Mimas and blue Saturn
Mimas drifts along in its orbit against the blue backdrop of Saturn's northern latitudes in this true colour view taken by the NASA/ESA/ASI Cassini spacecraft.
Saturn's northern hemisphere is seen here as relatively cloud-free, and rays of sunlight take a long path through the atmosphere. This results in sunlight being scattered at shorter (bluer) wavelengths, giving the northernmost latitudes their bluish appearance at visible wavelengths.
The long, dark lines on the atmosphere are shadows cast by the planet's rings. At the bottom, craters on icy Mimas (398 kilometres across) give the moon a dimpled appearance.

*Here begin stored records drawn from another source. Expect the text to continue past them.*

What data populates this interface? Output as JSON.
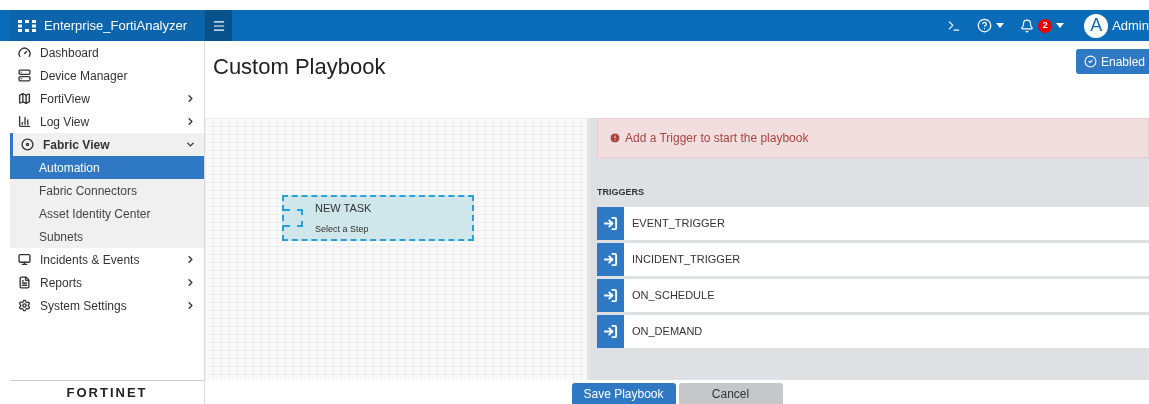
{
  "header": {
    "app_name": "Enterprise_FortiAnalyzer",
    "notification_count": "2",
    "user": {
      "initial": "A",
      "name": "Admin"
    }
  },
  "sidebar": {
    "items": [
      {
        "label": "Dashboard",
        "kind": "link"
      },
      {
        "label": "Device Manager",
        "kind": "link"
      },
      {
        "label": "FortiView",
        "kind": "group",
        "expanded": false
      },
      {
        "label": "Log View",
        "kind": "group",
        "expanded": false
      },
      {
        "label": "Fabric View",
        "kind": "group",
        "expanded": true,
        "children": [
          {
            "label": "Automation",
            "selected": true
          },
          {
            "label": "Fabric Connectors",
            "selected": false
          },
          {
            "label": "Asset Identity Center",
            "selected": false
          },
          {
            "label": "Subnets",
            "selected": false
          }
        ]
      },
      {
        "label": "Incidents & Events",
        "kind": "group",
        "expanded": false
      },
      {
        "label": "Reports",
        "kind": "group",
        "expanded": false
      },
      {
        "label": "System Settings",
        "kind": "group",
        "expanded": false
      }
    ],
    "logo": "FORTINET"
  },
  "page": {
    "title": "Custom Playbook",
    "status_button": {
      "label": "Enabled",
      "on": true
    }
  },
  "canvas": {
    "node": {
      "title": "NEW TASK",
      "subtitle": "Select a Step"
    }
  },
  "panel": {
    "alert": "Add a Trigger to start the playbook",
    "section_title": "TRIGGERS",
    "triggers": [
      {
        "label": "EVENT_TRIGGER"
      },
      {
        "label": "INCIDENT_TRIGGER"
      },
      {
        "label": "ON_SCHEDULE"
      },
      {
        "label": "ON_DEMAND"
      }
    ]
  },
  "buttons": [
    {
      "label": "Save Playbook",
      "kind": "primary"
    },
    {
      "label": "Cancel",
      "kind": "secondary"
    }
  ]
}
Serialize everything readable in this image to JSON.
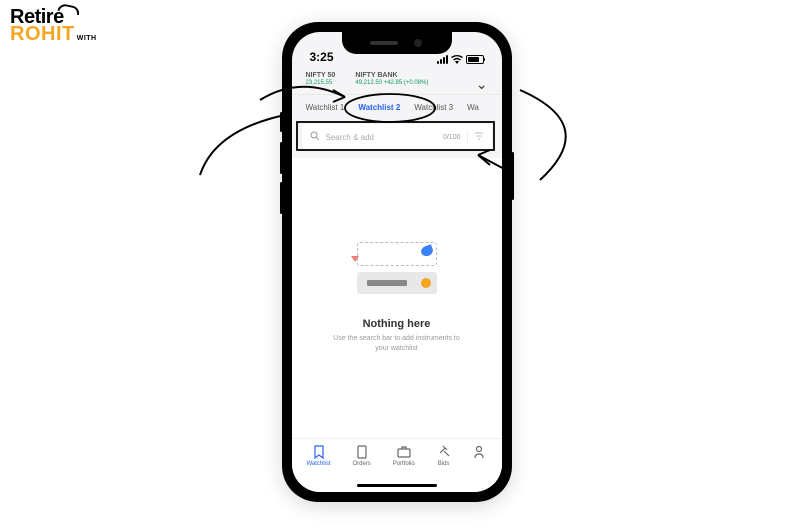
{
  "logo": {
    "line1": "Retire",
    "line2": "ROHIT",
    "tag": "WITH"
  },
  "statusBar": {
    "time": "3:25"
  },
  "indices": [
    {
      "name": "NIFTY 50",
      "value": "23,215.55"
    },
    {
      "name": "NIFTY BANK",
      "value": "49,212.50 +42.85 (+0.08%)"
    }
  ],
  "tabs": [
    {
      "label": "Watchlist 1",
      "active": false
    },
    {
      "label": "Watchlist 2",
      "active": true
    },
    {
      "label": "Watchlist 3",
      "active": false
    },
    {
      "label": "Wa",
      "active": false
    }
  ],
  "search": {
    "placeholder": "Search & add",
    "count": "0/100"
  },
  "emptyState": {
    "title": "Nothing here",
    "subtitle": "Use the search bar to add instruments to your watchlist"
  },
  "bottomNav": [
    {
      "label": "Watchlist",
      "active": true
    },
    {
      "label": "Orders",
      "active": false
    },
    {
      "label": "Portfolio",
      "active": false
    },
    {
      "label": "Bids",
      "active": false
    },
    {
      "label": "",
      "active": false
    }
  ]
}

Images taken in infrared, green and ultraviolet spectral filters were combined and adjusted to match closely what the scene would look like in natural colour.
The images were obtained using the Cassini narrow-angle camera on 18 January 2005, at a distance of approximately 1.4 million kilometres from Saturn.
The Cassini-Huygens mission is a co-operative project of NASA, ESA and ASI, the Italian space agency.
Credit: NASA/JPL/Space Science Institute